The usage of the word ‘troll’ dates back to the 17th century and comes from the old North Germanic dialect. The word’s meaning is “giant’ or “demon,” and it made its entry into the modern popular culture through folklores and children’s books. Back in the day, in contemporary societies, the word was used for someone who was defined as anti-social, dumb-witted, and aggressive, having physical features that make them stand out from the crowd.
This word made its entry into the internet world in the 1980s and received its first attestation by the Oxford English dictionary in 1992. Today, people who aggressively try to criticize another person’s content or comments are called “internet trolls.” Internet trolls can really damage your self-esteem, and it has also become an added responsibility for parents.
Theories of trolling
There has been significant research on this topic, and a lot is ongoing. One experimental multi-ethnic study by John Maltby et al. found that five factors strongly influence people to troll another person on the internet: the need to seek the attention of others, vicious intentions, low self-esteem, poor education, and amusement. However, in my opinion, the poor-education factor does not hold any meaning in today’s technically equipped world.

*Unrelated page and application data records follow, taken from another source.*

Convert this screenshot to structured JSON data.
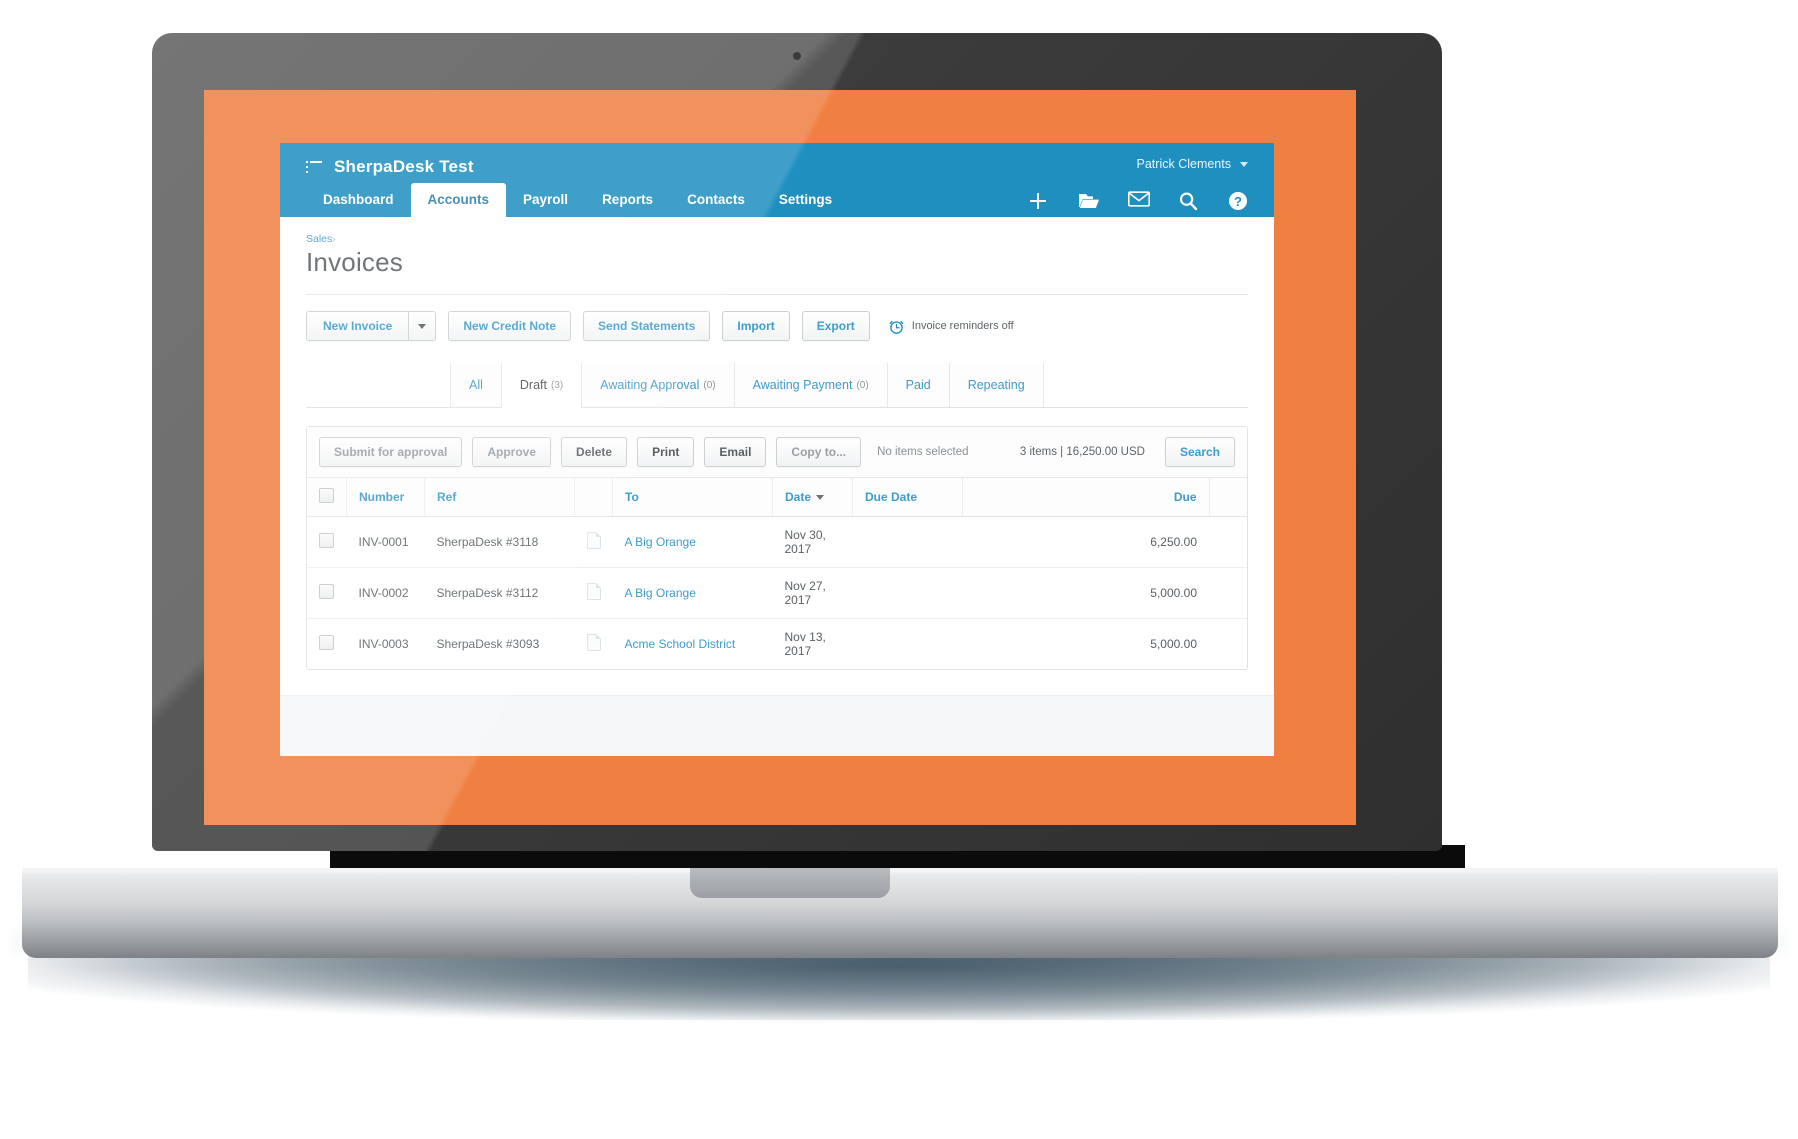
{
  "brand": {
    "title": "SherpaDesk Test",
    "menu_icon": "hamburger-icon"
  },
  "topbar": {
    "user_name": "Patrick Clements",
    "icons": [
      {
        "name": "plus-icon",
        "label": "New"
      },
      {
        "name": "folder-icon",
        "label": "Files"
      },
      {
        "name": "envelope-icon",
        "label": "Messages"
      },
      {
        "name": "search-icon",
        "label": "Search"
      },
      {
        "name": "help-icon",
        "label": "Help"
      }
    ],
    "nav": [
      {
        "label": "Dashboard",
        "active": false
      },
      {
        "label": "Accounts",
        "active": true
      },
      {
        "label": "Payroll",
        "active": false
      },
      {
        "label": "Reports",
        "active": false
      },
      {
        "label": "Contacts",
        "active": false
      },
      {
        "label": "Settings",
        "active": false
      }
    ]
  },
  "breadcrumb": {
    "parent": "Sales",
    "separator": "›"
  },
  "page_title": "Invoices",
  "toolbar": {
    "new_invoice": "New Invoice",
    "new_credit_note": "New Credit Note",
    "send_statements": "Send Statements",
    "import": "Import",
    "export": "Export",
    "reminders": "Invoice reminders off"
  },
  "tabs": [
    {
      "label": "All",
      "count": "",
      "active": false
    },
    {
      "label": "Draft",
      "count": "(3)",
      "active": true
    },
    {
      "label": "Awaiting Approval",
      "count": "(0)",
      "active": false
    },
    {
      "label": "Awaiting Payment",
      "count": "(0)",
      "active": false
    },
    {
      "label": "Paid",
      "count": "",
      "active": false
    },
    {
      "label": "Repeating",
      "count": "",
      "active": false
    }
  ],
  "actionbar": {
    "submit_for_approval": "Submit for approval",
    "approve": "Approve",
    "delete": "Delete",
    "print": "Print",
    "email": "Email",
    "copy_to": "Copy to...",
    "selection_status": "No items selected",
    "summary": "3 items  |  16,250.00  USD",
    "search": "Search"
  },
  "table": {
    "columns": [
      "",
      "Number",
      "Ref",
      "",
      "To",
      "Date",
      "Due Date",
      "Due"
    ],
    "sort_column": "Date",
    "sort_direction": "desc",
    "rows": [
      {
        "number": "INV-0001",
        "ref": "SherpaDesk #3118",
        "to": "A Big Orange",
        "date": "Nov 30, 2017",
        "due_date": "",
        "due": "6,250.00"
      },
      {
        "number": "INV-0002",
        "ref": "SherpaDesk #3112",
        "to": "A Big Orange",
        "date": "Nov 27, 2017",
        "due_date": "",
        "due": "5,000.00"
      },
      {
        "number": "INV-0003",
        "ref": "SherpaDesk #3093",
        "to": "Acme School District",
        "date": "Nov 13, 2017",
        "due_date": "",
        "due": "5,000.00"
      }
    ]
  },
  "colors": {
    "brand_blue": "#1f8fc0",
    "link_blue": "#3f9ccb",
    "backdrop_orange": "#ef8041"
  }
}
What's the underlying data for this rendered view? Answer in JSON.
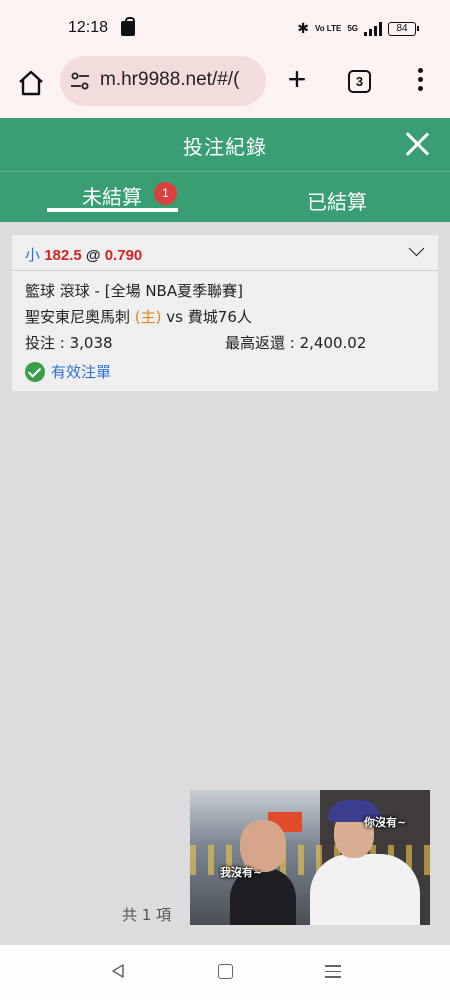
{
  "status_bar": {
    "time": "12:18",
    "bluetooth": "✱",
    "volte": "Vo LTE",
    "network": "5G",
    "battery": "84"
  },
  "browser": {
    "url": "m.hr9988.net/#/(",
    "tab_count": "3",
    "icons": [
      "home-icon",
      "site-settings-icon",
      "plus-icon",
      "tab-switcher-icon",
      "kebab-menu-icon"
    ]
  },
  "header": {
    "title": "投注紀錄",
    "close_icon": "close-icon"
  },
  "tabs": [
    {
      "label": "未結算",
      "badge": "1",
      "active": true
    },
    {
      "label": "已結算",
      "active": false
    }
  ],
  "bet": {
    "side": "小",
    "line": "182.5",
    "at": "@",
    "odds": "0.790",
    "league": "籃球 滾球 - [全場 NBA夏季聯賽]",
    "home_team": "聖安東尼奧馬刺",
    "home_tag": "(主)",
    "vs": "vs",
    "away_team": "費城76人",
    "stake_label": "投注 : 3,038",
    "max_return_label": "最高返還 : 2,400.02",
    "status": "有效注單"
  },
  "footer": {
    "total": "共 1 項"
  },
  "video": {
    "caption_1": "你沒有~",
    "caption_2": "我沒有~"
  },
  "colors": {
    "header_green": "#3a9e75",
    "badge_red": "#d9413e",
    "odds_red": "#d42323",
    "link_blue": "#2d6fd6",
    "home_orange": "#e08a1e"
  }
}
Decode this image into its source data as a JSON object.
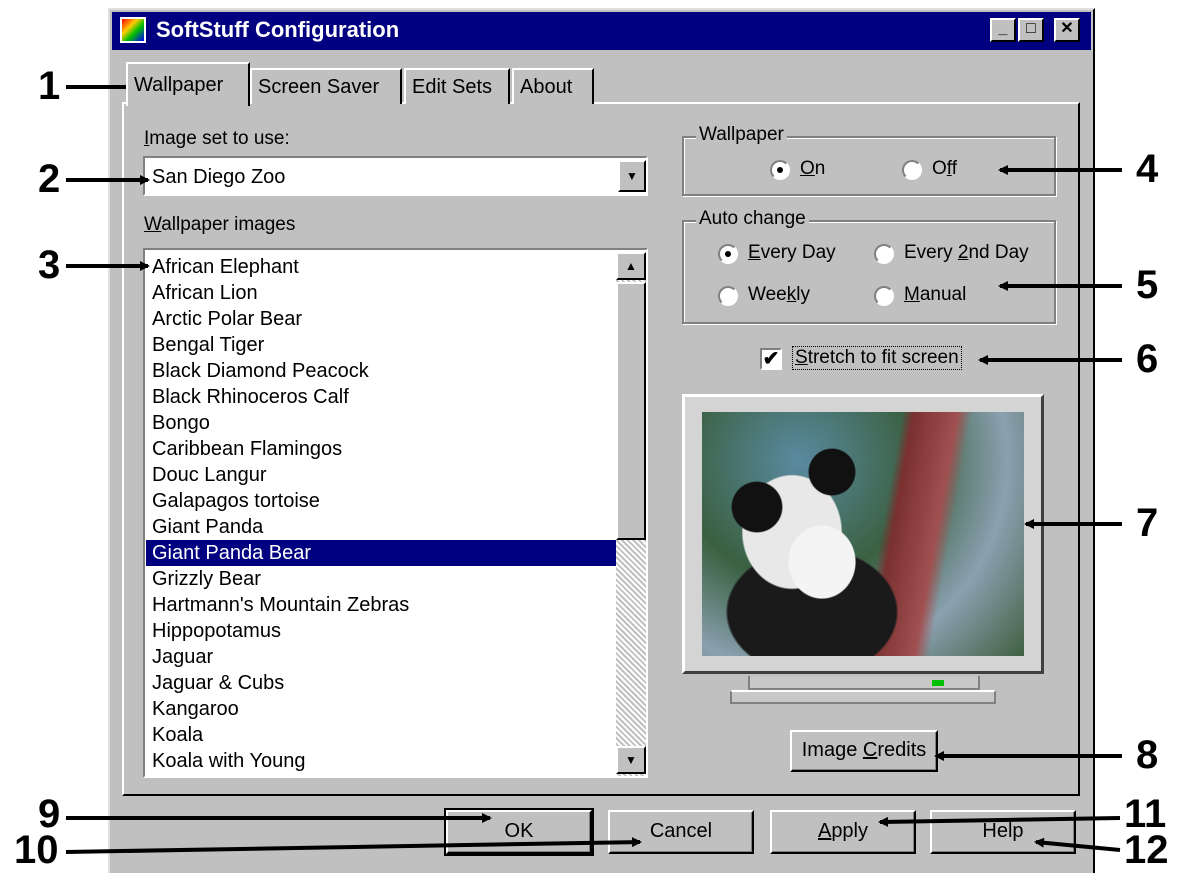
{
  "window": {
    "title": "SoftStuff Configuration",
    "controls": {
      "minimize": "_",
      "maximize": "□",
      "close": "✕"
    }
  },
  "tabs": [
    {
      "label": "Wallpaper",
      "active": true
    },
    {
      "label": "Screen Saver",
      "active": false
    },
    {
      "label": "Edit Sets",
      "active": false
    },
    {
      "label": "About",
      "active": false
    }
  ],
  "image_set": {
    "label_access": "I",
    "label_rest": "mage set to use:",
    "value": "San Diego Zoo"
  },
  "wallpaper_images": {
    "label_access": "W",
    "label_rest": "allpaper images",
    "items": [
      "African Elephant",
      "African Lion",
      "Arctic Polar Bear",
      "Bengal Tiger",
      "Black Diamond Peacock",
      "Black Rhinoceros Calf",
      "Bongo",
      "Caribbean Flamingos",
      "Douc Langur",
      "Galapagos tortoise",
      "Giant Panda",
      "Giant Panda Bear",
      "Grizzly Bear",
      "Hartmann's Mountain Zebras",
      "Hippopotamus",
      "Jaguar",
      "Jaguar & Cubs",
      "Kangaroo",
      "Koala",
      "Koala with Young"
    ],
    "selected": "Giant Panda Bear"
  },
  "wallpaper_group": {
    "title": "Wallpaper",
    "on": {
      "access": "O",
      "rest": "n",
      "checked": true
    },
    "off": {
      "pre": "O",
      "access": "f",
      "post": "f",
      "checked": false
    }
  },
  "auto_change": {
    "title": "Auto change",
    "every_day": {
      "access": "E",
      "rest": "very Day",
      "checked": true
    },
    "every_2nd_day": {
      "pre": "Every ",
      "access": "2",
      "post": "nd Day",
      "checked": false
    },
    "weekly": {
      "pre": "Wee",
      "access": "k",
      "post": "ly",
      "checked": false
    },
    "manual": {
      "access": "M",
      "rest": "anual",
      "checked": false
    }
  },
  "stretch": {
    "access": "S",
    "rest": "tretch to fit screen",
    "checked": true,
    "mark": "✔"
  },
  "preview": {
    "subject": "giant panda"
  },
  "buttons": {
    "image_credits": {
      "pre": "Image ",
      "access": "C",
      "post": "redits"
    },
    "ok": "OK",
    "cancel": "Cancel",
    "apply": {
      "access": "A",
      "rest": "pply"
    },
    "help": "Help"
  },
  "scroll": {
    "up": "▲",
    "down": "▼"
  },
  "combo_arrow": "▼",
  "callouts": [
    "1",
    "2",
    "3",
    "4",
    "5",
    "6",
    "7",
    "8",
    "9",
    "10",
    "11",
    "12"
  ],
  "colors": {
    "title_bar": "#000080",
    "face": "#c0c0c0",
    "selection": "#000080"
  }
}
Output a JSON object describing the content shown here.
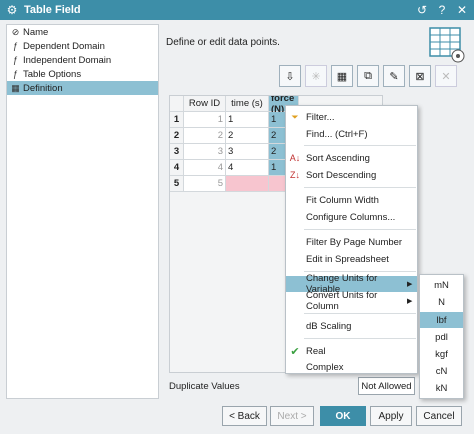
{
  "window": {
    "title": "Table Field",
    "help_icon": "reset-icon",
    "close_icon": "close-icon"
  },
  "tree": {
    "items": [
      {
        "label": "Name",
        "icon": "tag-icon"
      },
      {
        "label": "Dependent Domain",
        "icon": "fx-icon"
      },
      {
        "label": "Independent Domain",
        "icon": "fx-icon"
      },
      {
        "label": "Table Options",
        "icon": "fx-icon"
      },
      {
        "label": "Definition",
        "icon": "table-icon",
        "selected": true
      }
    ]
  },
  "main": {
    "description": "Define or edit data points."
  },
  "grid": {
    "headers": [
      "Row ID",
      "time (s)",
      "force (N) *"
    ],
    "rows": [
      {
        "num": "1",
        "id": "1",
        "time": "1",
        "force": "1"
      },
      {
        "num": "2",
        "id": "2",
        "time": "2",
        "force": "2"
      },
      {
        "num": "3",
        "id": "3",
        "time": "3",
        "force": "2"
      },
      {
        "num": "4",
        "id": "4",
        "time": "4",
        "force": "1"
      },
      {
        "num": "5",
        "id": "5",
        "time": "",
        "force": ""
      }
    ]
  },
  "context_menu": {
    "items": [
      {
        "label": "Filter...",
        "icon": "filter-icon"
      },
      {
        "label": "Find... (Ctrl+F)"
      },
      {
        "label": "Sort Ascending",
        "icon": "sort-asc-icon"
      },
      {
        "label": "Sort Descending",
        "icon": "sort-desc-icon"
      },
      {
        "label": "Fit Column Width"
      },
      {
        "label": "Configure Columns..."
      },
      {
        "label": "Filter By Page Number"
      },
      {
        "label": "Edit in Spreadsheet"
      },
      {
        "label": "Change Units for Variable",
        "submenu": true,
        "highlighted": true
      },
      {
        "label": "Convert Units for Column",
        "submenu": true
      },
      {
        "label": "dB Scaling"
      },
      {
        "label": "Real",
        "checked": true
      },
      {
        "label": "Complex"
      }
    ]
  },
  "units_submenu": {
    "items": [
      "mN",
      "N",
      "lbf",
      "pdl",
      "kgf",
      "cN",
      "kN"
    ],
    "highlighted": "lbf"
  },
  "footer": {
    "duplicate_label": "Duplicate Values",
    "duplicate_value": "Not Allowed"
  },
  "buttons": {
    "back": "< Back",
    "next": "Next >",
    "ok": "OK",
    "apply": "Apply",
    "cancel": "Cancel"
  },
  "colors": {
    "accent": "#3d8ea8",
    "highlight": "#8dc0d3",
    "pink": "#f7c5cf"
  }
}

Another study, this time by Patrick Connolly, discussed how trolling had become a seamless and accepted part of the internet. This normalization has led us to a place where nastiness and bullying behaviors are not held accountable. Connolly suggests that instead of seeing this phenomenon as “mere trolling,” one can draw parallels between the similar structures of trolling and various acts of speech.
According to this study, if people view trolling as an act that needs to be corrected, then we may not face the “trolling dilemma.” Connolly defines the dilemma as the reciprocatory act that the receiver is borne to perform on the internet. The receiver or the victim of online trolling will now be in a fix to either completely ignore the comment, come up with a good reply, or dismiss it playfully.
Supermassive chain reaction
One of the best theories that explain the repercussions of trolling comes from the cartoon series South Park. In one episode, “The End of Serialization as We Know It,” the theory is explained through “Trevor’s Axiom.” This theory is known in the cartoon’s universe and shows how trolling could create a massive chain reaction on the internet. The reaction is hurtful, demeaning, and repetitive.
Let us say that there is a content creation space on the internet that just released its new video. Let’s call the main person behind the space ‘B’ and a troll ‘A.’ According to Trevor’s Axiom, when A trolls B, they do it to seek a response from the community. It is not at all about B.
Now their comment sparks enthusiasm in another person called ‘C.’ So, C makes sure that their comment, which is an over-reaction, invokes another a response from the person say ‘D’ and then ‘E’ and ‘F.’ Assuming that D, E, and F are not trollers, the reaction from them is meant to rip C’s response into pieces. As time progresses, more people will participate in trolling the response of initial trollers.
Welcome to Trevor's Axiom. pic.twitter.com/GQgYlHmMIx
— Los Pollos Hermanos Employee Of The Month (@Golemoftheskies) October 27, 2020
It does not matter what spheres these people belong to. The war is not necessarily with the creator. It is a chain reaction that will ultimately lead to the annihilation of humanity, according to the theory.
Whether you consider yourself a content moderator or another type of social media expert, or not, as soon as one recognizes and can differentiate between a healthy criticism or an act of trolling, necessary steps can be taken. Blocking and reporting abuse is the foremost step that could be helpful in such situations. Growing a thick skin against the trolls is also another way to keep your mind in harmony. It is also important to know the context behind this miscreant behavior that exists not only online but also on the ground.
It will also be helpful if the content creators do not urge people to subscribe to their services. Let people decide who they like. The focus must be laid on the quality of the content and the sellable capacity. These steps are just ideas to make your workspace clean and heavily focused on the content’s quality. But it is also important to consider becoming a more resilient society against trolling.
YouTube: Trevor’s Axiom
Photo credits: The feature image has been taken by Clint Patterson. The infographic has been done by the author for TechAcute.
Sources: Sheffield Hallam University / Wiley Online Library / South Park Studios